In retrospect, she believes the time spent with the Blessed Sacrament at La Romaine helped her when she got the news. Ramsahai also had Confession. For some reason, her Confession included her children — if they hurt anyone and if anyone hurt them, that they could forgive others.

“When everything happened, I said maybe Jerome needed that last Confession he was not able to make. Maybe God put it in me. I don’t know if it makes sense…I wouldn’t confess for my children because they have to confess for their own sins”, she said.

After Jerome’s death, she heard from a Scotiabank co-worker that he spoke of how his family was strict about Mass attendance on Sundays. Ramsahai said, “My aim was how to get everybody into Heaven; that was my goal. I remember telling Jerome when he was a child, all the children were praying the rosary at home. I said, the minute you all die, wherever you all land, beg for forgiveness”.
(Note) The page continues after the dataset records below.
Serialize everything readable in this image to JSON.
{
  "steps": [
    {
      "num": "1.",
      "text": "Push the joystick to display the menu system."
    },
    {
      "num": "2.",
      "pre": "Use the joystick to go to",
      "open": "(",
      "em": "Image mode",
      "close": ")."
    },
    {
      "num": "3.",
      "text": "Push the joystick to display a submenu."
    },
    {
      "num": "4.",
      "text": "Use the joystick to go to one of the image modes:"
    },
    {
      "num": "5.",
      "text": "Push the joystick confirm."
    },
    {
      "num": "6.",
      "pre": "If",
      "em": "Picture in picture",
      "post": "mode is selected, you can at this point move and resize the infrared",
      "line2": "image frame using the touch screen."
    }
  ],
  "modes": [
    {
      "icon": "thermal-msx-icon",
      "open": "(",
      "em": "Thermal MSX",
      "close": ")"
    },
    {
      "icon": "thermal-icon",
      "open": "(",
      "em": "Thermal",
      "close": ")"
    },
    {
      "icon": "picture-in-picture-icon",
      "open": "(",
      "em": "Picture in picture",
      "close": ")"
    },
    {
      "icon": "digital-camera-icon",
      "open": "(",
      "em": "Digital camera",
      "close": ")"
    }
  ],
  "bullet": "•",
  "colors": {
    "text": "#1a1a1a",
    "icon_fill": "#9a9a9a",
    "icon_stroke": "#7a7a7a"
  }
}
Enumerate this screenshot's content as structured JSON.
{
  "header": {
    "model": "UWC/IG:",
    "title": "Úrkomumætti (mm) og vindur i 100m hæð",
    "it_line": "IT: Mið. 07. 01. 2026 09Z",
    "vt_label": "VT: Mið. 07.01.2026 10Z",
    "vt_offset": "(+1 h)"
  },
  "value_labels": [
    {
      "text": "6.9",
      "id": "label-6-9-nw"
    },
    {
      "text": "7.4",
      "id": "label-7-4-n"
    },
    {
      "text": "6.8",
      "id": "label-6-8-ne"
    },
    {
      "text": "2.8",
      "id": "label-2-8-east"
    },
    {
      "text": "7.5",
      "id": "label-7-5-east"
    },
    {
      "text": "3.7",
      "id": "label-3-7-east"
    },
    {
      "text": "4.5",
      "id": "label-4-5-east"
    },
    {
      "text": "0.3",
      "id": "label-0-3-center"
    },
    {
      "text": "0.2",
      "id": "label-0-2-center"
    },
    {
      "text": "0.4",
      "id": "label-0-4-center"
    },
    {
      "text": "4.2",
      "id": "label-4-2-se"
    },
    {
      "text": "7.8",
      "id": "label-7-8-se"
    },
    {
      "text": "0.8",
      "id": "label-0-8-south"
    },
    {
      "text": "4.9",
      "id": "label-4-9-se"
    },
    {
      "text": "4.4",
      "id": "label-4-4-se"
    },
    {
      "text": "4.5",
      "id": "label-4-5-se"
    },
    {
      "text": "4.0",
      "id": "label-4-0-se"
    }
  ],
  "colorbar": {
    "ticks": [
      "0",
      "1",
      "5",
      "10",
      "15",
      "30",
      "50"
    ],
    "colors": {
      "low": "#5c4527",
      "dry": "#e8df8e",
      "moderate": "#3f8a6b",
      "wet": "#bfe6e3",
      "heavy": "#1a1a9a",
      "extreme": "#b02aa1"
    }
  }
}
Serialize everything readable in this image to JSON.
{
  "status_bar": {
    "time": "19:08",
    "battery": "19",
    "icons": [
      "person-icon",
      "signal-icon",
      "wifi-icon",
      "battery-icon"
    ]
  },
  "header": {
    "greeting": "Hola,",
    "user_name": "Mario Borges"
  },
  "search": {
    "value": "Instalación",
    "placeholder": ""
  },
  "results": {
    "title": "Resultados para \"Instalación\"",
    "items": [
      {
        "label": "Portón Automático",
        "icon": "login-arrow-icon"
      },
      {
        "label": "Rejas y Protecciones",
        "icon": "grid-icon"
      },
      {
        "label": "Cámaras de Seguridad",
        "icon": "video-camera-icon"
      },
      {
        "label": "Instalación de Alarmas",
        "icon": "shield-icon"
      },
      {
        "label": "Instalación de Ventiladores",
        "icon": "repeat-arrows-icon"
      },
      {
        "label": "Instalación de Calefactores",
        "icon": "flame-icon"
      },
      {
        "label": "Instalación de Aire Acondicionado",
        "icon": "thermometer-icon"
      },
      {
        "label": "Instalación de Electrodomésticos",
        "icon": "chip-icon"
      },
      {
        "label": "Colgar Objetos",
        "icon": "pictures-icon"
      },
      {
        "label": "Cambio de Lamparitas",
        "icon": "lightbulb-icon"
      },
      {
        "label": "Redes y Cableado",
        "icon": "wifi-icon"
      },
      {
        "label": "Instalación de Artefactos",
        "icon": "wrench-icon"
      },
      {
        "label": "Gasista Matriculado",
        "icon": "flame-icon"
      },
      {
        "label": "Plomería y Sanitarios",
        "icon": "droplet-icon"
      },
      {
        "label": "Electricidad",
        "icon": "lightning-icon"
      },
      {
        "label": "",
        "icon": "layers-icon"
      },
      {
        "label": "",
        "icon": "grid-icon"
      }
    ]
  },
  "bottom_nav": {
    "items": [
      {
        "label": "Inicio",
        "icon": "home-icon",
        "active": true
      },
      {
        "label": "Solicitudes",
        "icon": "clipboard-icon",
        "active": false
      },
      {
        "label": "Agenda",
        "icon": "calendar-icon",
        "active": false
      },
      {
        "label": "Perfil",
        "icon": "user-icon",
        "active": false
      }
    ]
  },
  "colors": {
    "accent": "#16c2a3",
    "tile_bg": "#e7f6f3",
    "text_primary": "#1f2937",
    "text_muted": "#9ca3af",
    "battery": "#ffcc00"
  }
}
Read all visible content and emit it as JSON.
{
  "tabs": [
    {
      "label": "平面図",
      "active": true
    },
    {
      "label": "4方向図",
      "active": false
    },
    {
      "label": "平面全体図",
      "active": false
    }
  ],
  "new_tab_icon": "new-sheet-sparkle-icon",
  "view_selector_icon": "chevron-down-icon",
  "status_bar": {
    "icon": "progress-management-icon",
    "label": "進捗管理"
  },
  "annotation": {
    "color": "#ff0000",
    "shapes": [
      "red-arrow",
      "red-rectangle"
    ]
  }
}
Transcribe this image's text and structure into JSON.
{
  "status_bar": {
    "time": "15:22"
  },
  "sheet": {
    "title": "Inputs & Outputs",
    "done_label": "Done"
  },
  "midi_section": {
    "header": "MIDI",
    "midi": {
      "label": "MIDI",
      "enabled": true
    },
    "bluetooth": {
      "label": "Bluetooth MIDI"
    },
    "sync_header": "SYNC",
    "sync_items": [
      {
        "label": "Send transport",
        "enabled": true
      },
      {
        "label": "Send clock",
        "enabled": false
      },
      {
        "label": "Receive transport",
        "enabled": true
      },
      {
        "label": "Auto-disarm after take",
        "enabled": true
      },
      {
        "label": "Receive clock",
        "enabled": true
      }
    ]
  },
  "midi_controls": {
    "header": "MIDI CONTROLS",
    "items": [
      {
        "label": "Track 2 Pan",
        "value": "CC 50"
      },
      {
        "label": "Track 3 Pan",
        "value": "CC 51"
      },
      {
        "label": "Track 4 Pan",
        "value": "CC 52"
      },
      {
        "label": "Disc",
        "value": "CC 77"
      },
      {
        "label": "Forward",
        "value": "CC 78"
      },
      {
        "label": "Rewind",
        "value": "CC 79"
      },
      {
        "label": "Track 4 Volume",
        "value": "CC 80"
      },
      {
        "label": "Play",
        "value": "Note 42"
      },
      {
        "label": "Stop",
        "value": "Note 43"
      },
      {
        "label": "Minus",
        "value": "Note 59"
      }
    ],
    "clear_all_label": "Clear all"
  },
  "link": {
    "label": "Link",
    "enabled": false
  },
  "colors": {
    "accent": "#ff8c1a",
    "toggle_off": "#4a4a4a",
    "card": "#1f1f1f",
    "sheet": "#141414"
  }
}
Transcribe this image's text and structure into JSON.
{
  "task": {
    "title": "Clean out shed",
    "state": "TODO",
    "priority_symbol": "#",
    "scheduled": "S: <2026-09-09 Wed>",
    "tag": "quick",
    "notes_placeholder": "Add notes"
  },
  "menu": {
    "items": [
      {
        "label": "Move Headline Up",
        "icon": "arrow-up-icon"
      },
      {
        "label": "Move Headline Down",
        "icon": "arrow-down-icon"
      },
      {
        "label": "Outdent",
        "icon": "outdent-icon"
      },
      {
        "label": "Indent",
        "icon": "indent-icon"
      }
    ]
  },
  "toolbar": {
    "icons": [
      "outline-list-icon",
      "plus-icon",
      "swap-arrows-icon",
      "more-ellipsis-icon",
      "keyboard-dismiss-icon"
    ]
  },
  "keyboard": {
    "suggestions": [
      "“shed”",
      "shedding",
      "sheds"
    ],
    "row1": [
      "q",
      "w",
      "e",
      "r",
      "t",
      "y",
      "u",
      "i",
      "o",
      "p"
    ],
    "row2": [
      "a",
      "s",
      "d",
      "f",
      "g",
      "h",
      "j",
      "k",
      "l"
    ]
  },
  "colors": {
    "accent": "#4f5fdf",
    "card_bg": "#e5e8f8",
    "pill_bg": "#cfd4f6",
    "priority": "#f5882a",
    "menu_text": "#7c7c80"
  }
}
Jerome was born September 4, 1985; he was the third child and first son of Catherine and Bhimal Ramsahai’s six children. He was “a quiet child” with a “cool personality”.  But that was not all.

“Jerome is a boy who would stand up for what he believed in…he would fight for what he believed in. I am not saying he was a saint, but he wouldn’t put himself in harm’s way, and if he right, he right; he would stand up.”

She recounted a time when Jerome participated in a painting project with other Scotiabank workers in Mayaro. She asked him about his plans to attend Mass that weekend. Ramsahai attended Mass at La Romaine and was surprised to see Jerome in the congregation. She said, “He drove from Mayaro to get to church and then go back. I say in my mind ‘what a thing’”.

The rosary was recited for 40 days at the family’s Debe home up until Jerome’s funeral on April 6.

Ramsahai was invited to speak at a Divine Mercy talk hosted by OLPH April 7 at Presentation College, San Fernando. She told of how she received the news, her reaction, and her forgiveness to the perpetrators.

“Up to now I haven’t found out who do it and I just, when that happened to me, I just thought of Jesus and what He went through and I said, ‘Oh my gosh, this is what my pain teaches me’. I re-enacted what Jesus went through, and I accepted it. I said God allowed it, so I have to accept it, I have to forgive my enemies, Jerome’s enemies, whoever did it to him and his cousin.”

The experience reinforced how important her faith is. She said she united her grief to Jesus’ suffering, for the conversion of sinners and reparation of sin.